In 1909, when he was 70, he walked 3,895 miles from New York to San Francisco in 104 days. He made the return trip in 1910 on a shorter route (3,600 miles in 70 days). An average day was 50-plus miles.
"A man can do in his 70th year what he did in his 29th, if he lives a careful, temperate life," Weston announced. He slept six hours, took no stimulants while strolling, ate big breakfasts and dinners but no lunches and never trained: "artificial and unnecessary."
His last great adventure was 1,546 miles in 51 days from New York to Minneapolis. He was greeted by the governor and the mayors of St. Paul and Minneapolis. He laid the cornerstone of the new Minneapolis Athletic Club. He was in his 75th year.
Events at the end of his colorful life made a sad denouement, but Weston showed his resilience to the last.
Burglars entered his farm home near Kingston, N.Y., in 1924 when he was 85. He was shot in the leg, burglars ransacked his house, but he survived.

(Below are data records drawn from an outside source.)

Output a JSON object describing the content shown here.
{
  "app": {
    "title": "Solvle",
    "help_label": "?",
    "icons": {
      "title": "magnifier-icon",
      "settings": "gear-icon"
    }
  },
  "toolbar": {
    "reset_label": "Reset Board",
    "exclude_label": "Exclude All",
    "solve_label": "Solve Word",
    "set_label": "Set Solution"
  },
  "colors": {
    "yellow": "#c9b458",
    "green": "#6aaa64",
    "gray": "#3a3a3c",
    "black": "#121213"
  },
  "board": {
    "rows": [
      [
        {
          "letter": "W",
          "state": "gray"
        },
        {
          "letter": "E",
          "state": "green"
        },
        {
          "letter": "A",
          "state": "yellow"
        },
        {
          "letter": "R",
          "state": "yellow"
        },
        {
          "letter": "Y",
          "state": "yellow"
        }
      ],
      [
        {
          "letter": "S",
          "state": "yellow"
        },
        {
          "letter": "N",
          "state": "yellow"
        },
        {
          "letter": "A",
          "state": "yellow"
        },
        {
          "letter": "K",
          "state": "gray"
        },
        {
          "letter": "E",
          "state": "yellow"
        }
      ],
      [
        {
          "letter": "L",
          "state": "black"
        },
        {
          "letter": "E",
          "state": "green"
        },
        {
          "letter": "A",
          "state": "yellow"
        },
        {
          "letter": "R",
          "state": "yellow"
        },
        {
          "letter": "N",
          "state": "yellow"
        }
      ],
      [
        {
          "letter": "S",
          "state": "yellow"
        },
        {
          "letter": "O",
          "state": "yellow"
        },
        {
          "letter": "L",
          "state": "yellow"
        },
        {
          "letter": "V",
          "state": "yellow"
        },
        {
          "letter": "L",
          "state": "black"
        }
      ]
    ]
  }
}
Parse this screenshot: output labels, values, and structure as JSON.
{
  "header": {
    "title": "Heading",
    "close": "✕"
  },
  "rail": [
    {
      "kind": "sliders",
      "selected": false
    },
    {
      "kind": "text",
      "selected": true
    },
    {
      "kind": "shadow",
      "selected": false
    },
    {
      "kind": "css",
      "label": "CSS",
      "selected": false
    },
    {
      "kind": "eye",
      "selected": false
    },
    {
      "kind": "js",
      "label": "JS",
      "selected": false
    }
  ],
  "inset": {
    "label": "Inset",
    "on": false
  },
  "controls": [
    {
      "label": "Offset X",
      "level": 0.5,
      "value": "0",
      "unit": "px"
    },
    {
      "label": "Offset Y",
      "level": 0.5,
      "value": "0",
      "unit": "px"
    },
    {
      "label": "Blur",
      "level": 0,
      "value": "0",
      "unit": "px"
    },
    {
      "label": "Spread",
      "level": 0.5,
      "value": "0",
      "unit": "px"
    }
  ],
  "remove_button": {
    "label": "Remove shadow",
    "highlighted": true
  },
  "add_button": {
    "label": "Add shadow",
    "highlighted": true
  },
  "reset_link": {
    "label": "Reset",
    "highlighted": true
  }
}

Two years later, he was found wandering on Manhattan's East Side, a forgotten, bewildered derelict, 87 years old. He was taken to Bellevue Hospital. A doctor said, "He is just a tired old man. It is just a case of the machine wearing out."
Anne Nichols, author of the hit play "Abie's Irish Rose," came to the rescue and set up a trust fund of $150 a month. His long-time secretary, Anna O'Hagan, took him into her New York home for the rest of his life. Weston and his wife had separated years earlier.
Weston hated cars as unhealthy. Soon after, at age 88, he was hit by a New York taxicab. The Associated Press reported "He was on his way to church to render thanksgiving in prayer for having been rescued from the direst poverty."
Good Old Man Weston, severely injured in the accident, lived out the remaining two years of his life in a wheelchair and in bed. He died May 13, 1929 and was buried in St. John's Cemetery in Brooklyn, N.Y.
His lifelong goal was to reach 90. Two months earlier, he did. Weston usually got there.
Ernest F. Imhoff, a reporter for The Sun and admirer of Weston, once walked 100 kilometers (62 miles) from Washington to Harper's Ferry, W.Va., in 17 hours. Unlike Weston, he couldn't do another 62 the next day and the next.
Pub Date: 12/22/96